Half of the game involves staring at a Sims-like city overview, where the day is divided into two sections: training and night-life. You are supposed to micro-manage your players' activities throughout this period, but there just isn't that much that the game lets you do. For a simulation game, the lack of control and freedom is quite astounding. I can't stress just how uninspired this aspect of the game is. Imagine the Sims, but where you have no ability to customise or interact with anything.

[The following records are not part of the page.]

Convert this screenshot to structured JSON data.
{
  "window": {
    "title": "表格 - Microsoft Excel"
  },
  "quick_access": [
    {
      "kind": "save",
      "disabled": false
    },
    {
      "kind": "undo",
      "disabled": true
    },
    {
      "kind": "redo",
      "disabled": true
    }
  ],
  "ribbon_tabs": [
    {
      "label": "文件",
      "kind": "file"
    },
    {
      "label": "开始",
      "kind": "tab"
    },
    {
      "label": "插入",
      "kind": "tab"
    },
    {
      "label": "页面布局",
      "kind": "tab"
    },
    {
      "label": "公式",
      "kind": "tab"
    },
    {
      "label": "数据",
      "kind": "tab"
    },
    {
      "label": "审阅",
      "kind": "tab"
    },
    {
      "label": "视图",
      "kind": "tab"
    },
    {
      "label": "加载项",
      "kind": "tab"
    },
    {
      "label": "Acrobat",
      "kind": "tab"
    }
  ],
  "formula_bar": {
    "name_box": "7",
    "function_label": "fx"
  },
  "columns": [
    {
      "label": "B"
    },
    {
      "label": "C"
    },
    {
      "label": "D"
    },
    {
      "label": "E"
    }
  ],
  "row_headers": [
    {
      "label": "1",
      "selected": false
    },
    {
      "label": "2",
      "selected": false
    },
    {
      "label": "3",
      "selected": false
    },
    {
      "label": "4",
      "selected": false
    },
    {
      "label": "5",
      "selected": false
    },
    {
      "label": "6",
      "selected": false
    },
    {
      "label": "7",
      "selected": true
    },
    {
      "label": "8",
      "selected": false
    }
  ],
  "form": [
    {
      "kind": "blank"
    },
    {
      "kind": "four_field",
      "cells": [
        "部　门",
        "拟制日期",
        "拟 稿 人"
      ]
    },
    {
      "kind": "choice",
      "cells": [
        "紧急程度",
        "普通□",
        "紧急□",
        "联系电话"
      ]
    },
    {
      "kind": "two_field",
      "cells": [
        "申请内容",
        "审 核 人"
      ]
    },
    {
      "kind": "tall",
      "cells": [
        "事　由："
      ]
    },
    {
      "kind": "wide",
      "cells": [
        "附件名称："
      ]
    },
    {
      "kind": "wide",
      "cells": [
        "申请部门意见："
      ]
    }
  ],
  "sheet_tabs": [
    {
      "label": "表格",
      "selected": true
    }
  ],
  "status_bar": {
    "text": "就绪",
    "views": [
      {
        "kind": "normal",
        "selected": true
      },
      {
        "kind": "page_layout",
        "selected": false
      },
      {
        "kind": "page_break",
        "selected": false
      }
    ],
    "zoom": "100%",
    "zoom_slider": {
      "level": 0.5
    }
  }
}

Apart from occasionally dragging and dropping a player onto a new training exercise/night-time activity, there is essentially nothing for you to do during these segments. There is no financial system. You can't build new buildings (you unlock facilities and new training possibilities through a generic achievement system). You can't play the transfer market (you make recommendations to your boss as to the type of player he should be looking for). You can't scout new talent. You can't hire staff. You can't interact with your players. You can't negotiate contracts. It is essentially just 5-10 minutes of watching the game play itself. I actually spent several of these periods scouring through every part of the game, because I was convinced that there had to be something more to it.
The other half of the game revolves around the actual matches. Unsurprisingly (when you consider the calibre and size of its competition), the game engine is not up to par. It feels buggy and unpolished. Far too many times my players, despite being under no pressure whatsoever, would dribble the ball straight over the sideline, or pass the ball directly to an opposition player's feet. The graphics, as throughout the rest of the game, are fairly good.
Far and away the most interesting part of Lords of Football is the control it gives you within a match. When the game is paused, you are able to give direct commands to individual players. For example, I could plot a run for my winger that cuts inside from out wide, while having my centre-mid play a ball in behind the defence that he will run on to. Once you've got the hang of them, these moves can be really effective and will often lead to goals. This is a mechanic which I would be interested in seeing developed further, in one of the better quality offerings out there.
Unfortunately, the innovations within Lords of Football begin and end there. Alone, it isn't enough of a justification to keep playing. There is definitely an interesting concept somewhere within the game, but its implementation here leaves everything to be desired. A football simulation game where I could actually control the lives of my players would be something that I would definitely play, it it was done right. This isn't.… Expand